(Records from a dataset)
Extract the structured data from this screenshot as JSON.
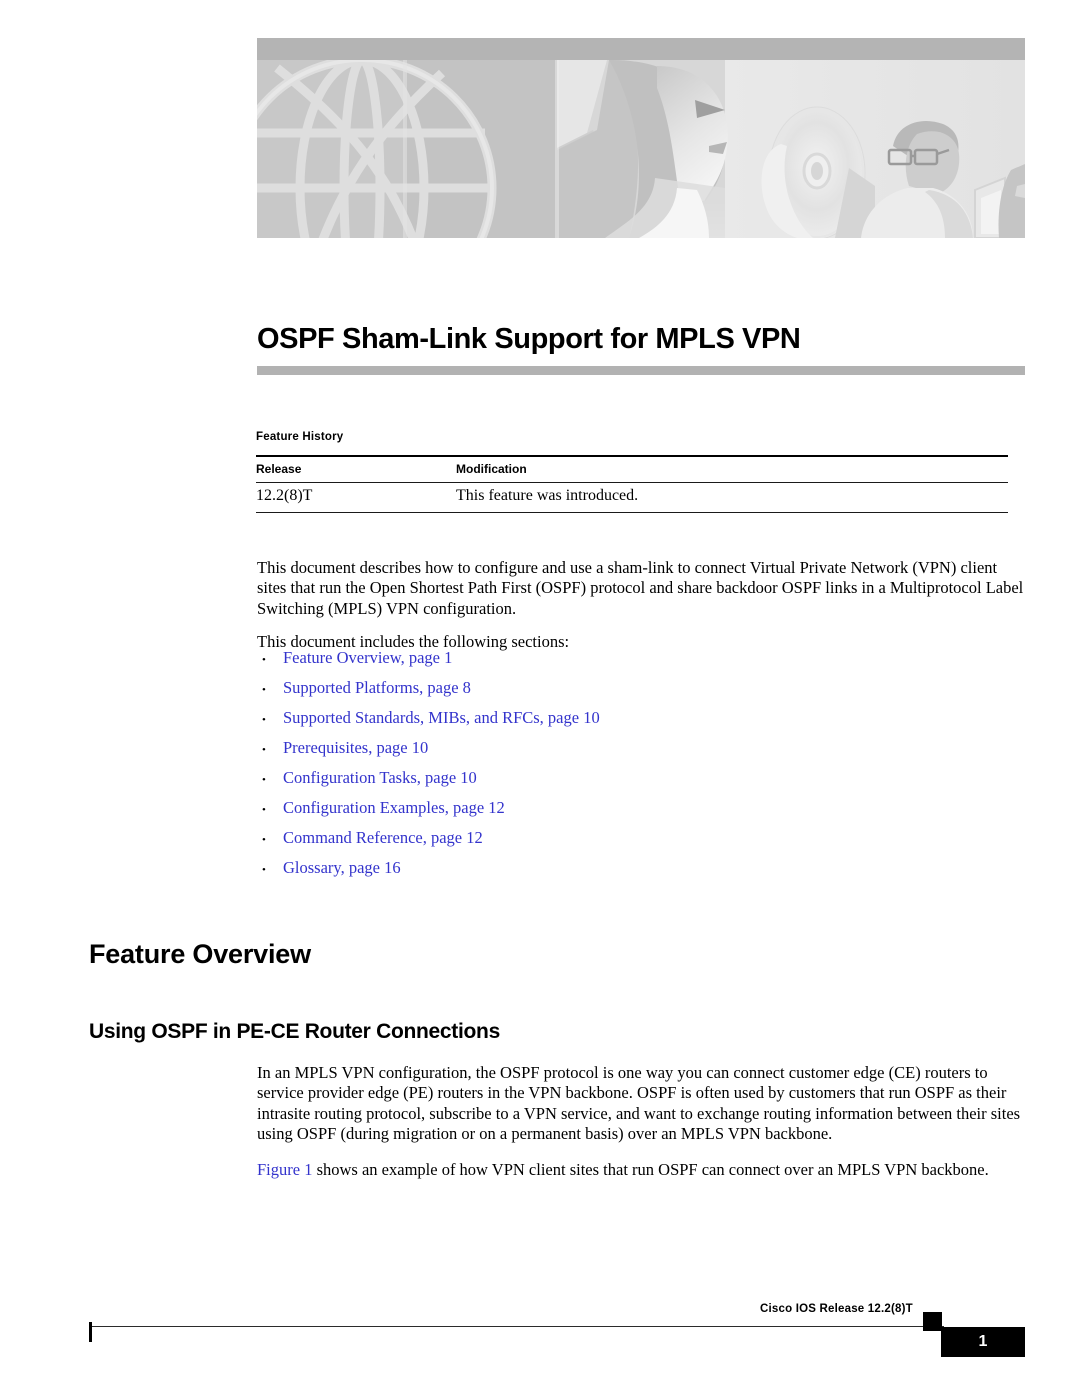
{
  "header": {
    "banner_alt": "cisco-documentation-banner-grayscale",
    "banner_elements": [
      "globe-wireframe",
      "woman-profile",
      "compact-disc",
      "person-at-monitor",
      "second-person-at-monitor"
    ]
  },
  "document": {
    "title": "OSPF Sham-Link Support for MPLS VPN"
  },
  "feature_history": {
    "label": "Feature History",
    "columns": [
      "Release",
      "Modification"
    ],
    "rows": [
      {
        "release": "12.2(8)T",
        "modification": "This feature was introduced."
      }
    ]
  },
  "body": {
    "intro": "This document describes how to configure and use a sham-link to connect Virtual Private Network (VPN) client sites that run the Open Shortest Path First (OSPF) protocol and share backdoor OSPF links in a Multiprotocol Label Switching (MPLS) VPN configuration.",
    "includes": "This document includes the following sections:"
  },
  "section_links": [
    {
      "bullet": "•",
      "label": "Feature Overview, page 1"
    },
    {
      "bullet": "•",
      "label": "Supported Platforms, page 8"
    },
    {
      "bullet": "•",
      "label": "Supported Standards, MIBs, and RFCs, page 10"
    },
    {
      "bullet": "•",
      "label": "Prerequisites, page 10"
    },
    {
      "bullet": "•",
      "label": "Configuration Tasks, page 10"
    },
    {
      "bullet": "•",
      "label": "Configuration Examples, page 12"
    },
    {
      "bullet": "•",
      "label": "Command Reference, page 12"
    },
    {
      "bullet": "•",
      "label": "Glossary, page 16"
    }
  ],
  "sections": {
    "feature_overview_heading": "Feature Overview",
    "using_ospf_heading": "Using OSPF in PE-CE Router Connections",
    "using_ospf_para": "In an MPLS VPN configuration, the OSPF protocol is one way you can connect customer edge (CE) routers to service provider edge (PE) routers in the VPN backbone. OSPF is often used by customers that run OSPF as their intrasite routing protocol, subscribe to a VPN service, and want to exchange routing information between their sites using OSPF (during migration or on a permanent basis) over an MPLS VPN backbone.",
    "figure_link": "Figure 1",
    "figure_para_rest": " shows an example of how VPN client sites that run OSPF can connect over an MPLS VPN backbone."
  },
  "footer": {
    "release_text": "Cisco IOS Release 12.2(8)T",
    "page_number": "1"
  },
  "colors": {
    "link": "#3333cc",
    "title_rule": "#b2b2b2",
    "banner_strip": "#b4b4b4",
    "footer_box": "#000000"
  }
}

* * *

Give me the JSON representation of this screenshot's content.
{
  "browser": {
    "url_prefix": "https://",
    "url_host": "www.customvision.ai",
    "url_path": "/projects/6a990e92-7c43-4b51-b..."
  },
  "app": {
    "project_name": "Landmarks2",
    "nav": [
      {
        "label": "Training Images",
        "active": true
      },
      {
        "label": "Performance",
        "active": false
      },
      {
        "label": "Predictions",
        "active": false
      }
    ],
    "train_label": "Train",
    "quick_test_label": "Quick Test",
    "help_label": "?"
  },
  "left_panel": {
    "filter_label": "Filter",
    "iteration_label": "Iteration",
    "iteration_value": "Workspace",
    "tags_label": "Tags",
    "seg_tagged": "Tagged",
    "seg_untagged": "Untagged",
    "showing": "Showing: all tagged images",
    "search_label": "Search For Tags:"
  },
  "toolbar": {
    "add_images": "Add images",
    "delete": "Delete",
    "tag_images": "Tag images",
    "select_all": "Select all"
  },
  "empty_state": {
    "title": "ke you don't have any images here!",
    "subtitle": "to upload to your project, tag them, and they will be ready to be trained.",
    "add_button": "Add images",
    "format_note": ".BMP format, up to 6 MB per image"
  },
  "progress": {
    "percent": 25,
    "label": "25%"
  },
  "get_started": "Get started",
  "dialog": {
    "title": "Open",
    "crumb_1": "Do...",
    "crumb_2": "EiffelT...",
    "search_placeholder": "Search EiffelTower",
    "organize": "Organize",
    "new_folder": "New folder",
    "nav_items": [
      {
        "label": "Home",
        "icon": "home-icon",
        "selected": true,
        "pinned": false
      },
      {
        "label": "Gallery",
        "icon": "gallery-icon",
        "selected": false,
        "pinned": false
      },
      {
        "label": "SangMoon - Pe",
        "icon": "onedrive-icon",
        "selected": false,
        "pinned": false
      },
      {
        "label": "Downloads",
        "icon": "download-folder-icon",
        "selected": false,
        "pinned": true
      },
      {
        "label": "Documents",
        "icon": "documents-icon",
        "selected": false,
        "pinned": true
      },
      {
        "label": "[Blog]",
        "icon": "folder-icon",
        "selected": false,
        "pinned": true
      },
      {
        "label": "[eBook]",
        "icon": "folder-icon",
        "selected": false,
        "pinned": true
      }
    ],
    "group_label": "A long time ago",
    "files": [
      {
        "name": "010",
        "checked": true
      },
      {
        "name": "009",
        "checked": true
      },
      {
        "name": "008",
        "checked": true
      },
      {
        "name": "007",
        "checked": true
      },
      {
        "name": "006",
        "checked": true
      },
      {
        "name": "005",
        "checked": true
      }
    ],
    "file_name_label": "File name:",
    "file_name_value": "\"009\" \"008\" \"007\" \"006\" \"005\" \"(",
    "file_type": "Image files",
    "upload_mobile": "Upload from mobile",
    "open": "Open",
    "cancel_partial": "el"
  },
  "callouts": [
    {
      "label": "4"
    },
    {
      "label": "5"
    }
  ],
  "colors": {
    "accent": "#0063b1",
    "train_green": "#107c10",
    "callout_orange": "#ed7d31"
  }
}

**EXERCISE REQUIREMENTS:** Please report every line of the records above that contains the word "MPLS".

**RESULT OF THE EXERCISE:**
    "title": "OSPF Sham-Link Support for MPLS VPN"
    "intro": "This document describes how to configure and use a sham-link to connect Virtual Private Network (VPN) client sites that run the Open Shortest Path First (OSPF) protocol and share backdoor OSPF links in a Multiprotocol Label Switching (MPLS) VPN configuration.",
    "using_ospf_para": "In an MPLS VPN configuration, the OSPF protocol is one way you can connect customer edge (CE) routers to service provider edge (PE) routers in the VPN backbone. OSPF is often used by customers that run OSPF as their intrasite routing protocol, subscribe to a VPN service, and want to exchange routing information between their sites using OSPF (during migration or on a permanent basis) over an MPLS VPN backbone.",
    "figure_para_rest": " shows an example of how VPN client sites that run OSPF can connect over an MPLS VPN backbone."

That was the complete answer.